The black carpenter ant (Camponotus pennsylvanicus) is a pest species found widely throughout North America. From a single individual I used long-read nanopore sequencing to assemble a phased diploid genome of 306 Mb and 60X coverage, with quality assessed by a 97.0% BUSCO score, improving upon other ant assemblies. The mitochondrial genome reveals minor rearrangements from other ants. The reads also allowed assembly of parasitic and symbiont genomes. I include a complete Wolbachia bacterial assembly with a size of 1.2 Mb, as well as a commensal symbiont Blochmannia pennsylvanicus, at 791 kb. DNA methylation and hydroxymethylation were measured at base-pair resolution level from the same reads and confirmed extremely low levels seen in the Formicidae family. There was moderate heterozygosity, with 0.16% of bases being biallelic from the parental haplotypes. Protein prediction yielded 14 415 amino acid sequences with 95.8% BUSCO score and 86% matching to previously known proteins. All assemblies were derived from a single MinION flow cell generating 20 Gb of sequence for a cost of $1047 including consumable reagents. Adding fixed costs for equipment brings the total for an ant-sized genome to less than $5000. All analyses were performed in 1 week on a single desktop computer.
|Original language||English (US)|
|Number of pages||12|
|Journal||Nucleic acids research|
|State||Published - Jan 11 2023|
Bibliographical notePublisher Copyright:
© The Author(s) 2022. Published by Oxford University Press on behalf of Nucleic Acids Research.

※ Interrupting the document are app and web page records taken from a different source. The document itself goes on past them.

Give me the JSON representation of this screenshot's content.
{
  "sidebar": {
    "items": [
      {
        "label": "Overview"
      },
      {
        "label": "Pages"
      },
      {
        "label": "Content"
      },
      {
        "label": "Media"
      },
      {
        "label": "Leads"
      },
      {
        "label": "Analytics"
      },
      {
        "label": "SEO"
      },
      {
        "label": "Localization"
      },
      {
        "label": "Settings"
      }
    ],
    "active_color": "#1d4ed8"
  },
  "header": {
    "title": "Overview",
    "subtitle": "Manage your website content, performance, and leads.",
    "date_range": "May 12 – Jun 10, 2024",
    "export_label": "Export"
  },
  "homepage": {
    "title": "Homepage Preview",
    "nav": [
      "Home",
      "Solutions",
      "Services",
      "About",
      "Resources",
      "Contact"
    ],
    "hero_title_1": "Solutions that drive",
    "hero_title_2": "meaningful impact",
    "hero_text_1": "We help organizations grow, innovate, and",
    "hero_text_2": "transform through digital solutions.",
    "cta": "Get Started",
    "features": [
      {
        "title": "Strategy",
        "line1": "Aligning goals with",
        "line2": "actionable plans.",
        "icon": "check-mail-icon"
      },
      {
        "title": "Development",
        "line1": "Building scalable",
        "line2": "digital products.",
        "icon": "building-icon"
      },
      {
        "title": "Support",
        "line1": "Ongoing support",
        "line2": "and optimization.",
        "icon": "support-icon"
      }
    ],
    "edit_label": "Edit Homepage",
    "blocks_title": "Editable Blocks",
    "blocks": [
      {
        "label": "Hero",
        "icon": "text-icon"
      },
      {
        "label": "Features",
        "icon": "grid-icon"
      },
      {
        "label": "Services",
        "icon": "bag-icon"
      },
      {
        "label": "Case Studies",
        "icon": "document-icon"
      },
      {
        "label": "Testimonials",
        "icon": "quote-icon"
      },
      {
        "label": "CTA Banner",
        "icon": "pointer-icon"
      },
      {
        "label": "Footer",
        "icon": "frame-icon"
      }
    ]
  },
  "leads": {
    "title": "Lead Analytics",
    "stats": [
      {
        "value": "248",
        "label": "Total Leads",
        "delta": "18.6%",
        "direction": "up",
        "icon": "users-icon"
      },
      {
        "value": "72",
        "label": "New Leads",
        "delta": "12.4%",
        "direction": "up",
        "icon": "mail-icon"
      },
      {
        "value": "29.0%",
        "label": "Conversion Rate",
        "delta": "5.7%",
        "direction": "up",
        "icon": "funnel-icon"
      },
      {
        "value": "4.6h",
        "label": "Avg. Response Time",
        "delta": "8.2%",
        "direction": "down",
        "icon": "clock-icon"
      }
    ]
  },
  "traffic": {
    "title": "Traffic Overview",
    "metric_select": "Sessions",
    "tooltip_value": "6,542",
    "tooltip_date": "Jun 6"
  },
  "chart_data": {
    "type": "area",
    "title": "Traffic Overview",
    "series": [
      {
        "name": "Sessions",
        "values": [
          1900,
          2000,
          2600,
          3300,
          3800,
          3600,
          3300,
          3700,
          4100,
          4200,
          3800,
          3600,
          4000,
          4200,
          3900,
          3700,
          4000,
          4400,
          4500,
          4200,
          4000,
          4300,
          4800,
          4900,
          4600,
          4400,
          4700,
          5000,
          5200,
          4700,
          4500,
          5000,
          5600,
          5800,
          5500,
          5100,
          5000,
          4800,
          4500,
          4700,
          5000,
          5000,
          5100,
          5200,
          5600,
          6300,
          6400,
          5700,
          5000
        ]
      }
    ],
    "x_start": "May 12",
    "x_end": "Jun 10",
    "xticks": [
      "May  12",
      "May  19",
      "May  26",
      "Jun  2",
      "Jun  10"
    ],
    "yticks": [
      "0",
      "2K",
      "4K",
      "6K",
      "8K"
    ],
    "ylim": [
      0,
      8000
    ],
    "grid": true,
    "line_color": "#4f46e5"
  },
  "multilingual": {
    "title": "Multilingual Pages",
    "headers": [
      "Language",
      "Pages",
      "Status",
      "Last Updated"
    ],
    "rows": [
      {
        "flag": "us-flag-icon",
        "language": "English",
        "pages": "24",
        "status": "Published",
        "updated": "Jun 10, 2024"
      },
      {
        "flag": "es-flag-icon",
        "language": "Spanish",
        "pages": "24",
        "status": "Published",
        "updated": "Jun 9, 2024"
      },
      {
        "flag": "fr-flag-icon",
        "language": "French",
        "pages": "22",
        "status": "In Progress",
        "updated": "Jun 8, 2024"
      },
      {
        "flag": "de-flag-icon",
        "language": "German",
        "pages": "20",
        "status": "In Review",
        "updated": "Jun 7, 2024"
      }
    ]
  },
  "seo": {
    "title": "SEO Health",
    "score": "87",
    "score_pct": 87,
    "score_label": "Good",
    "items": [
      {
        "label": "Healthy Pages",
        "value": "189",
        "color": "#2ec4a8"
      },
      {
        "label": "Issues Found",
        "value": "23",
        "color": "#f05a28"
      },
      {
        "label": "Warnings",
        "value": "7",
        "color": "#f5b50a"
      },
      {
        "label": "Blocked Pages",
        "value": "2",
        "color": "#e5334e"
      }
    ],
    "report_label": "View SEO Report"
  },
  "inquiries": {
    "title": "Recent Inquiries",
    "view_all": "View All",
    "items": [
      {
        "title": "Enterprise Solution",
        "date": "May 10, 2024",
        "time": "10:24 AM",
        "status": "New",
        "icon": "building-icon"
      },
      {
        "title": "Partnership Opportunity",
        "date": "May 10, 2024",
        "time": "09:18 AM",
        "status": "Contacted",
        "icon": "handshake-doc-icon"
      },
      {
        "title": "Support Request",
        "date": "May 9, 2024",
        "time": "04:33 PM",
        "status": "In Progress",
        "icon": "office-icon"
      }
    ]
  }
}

PubMed: MeSH publication types
- Journal Article
- Research Support, Non-U.S. Gov't
- Research Support, U.S. Gov't, Non-P.H.S.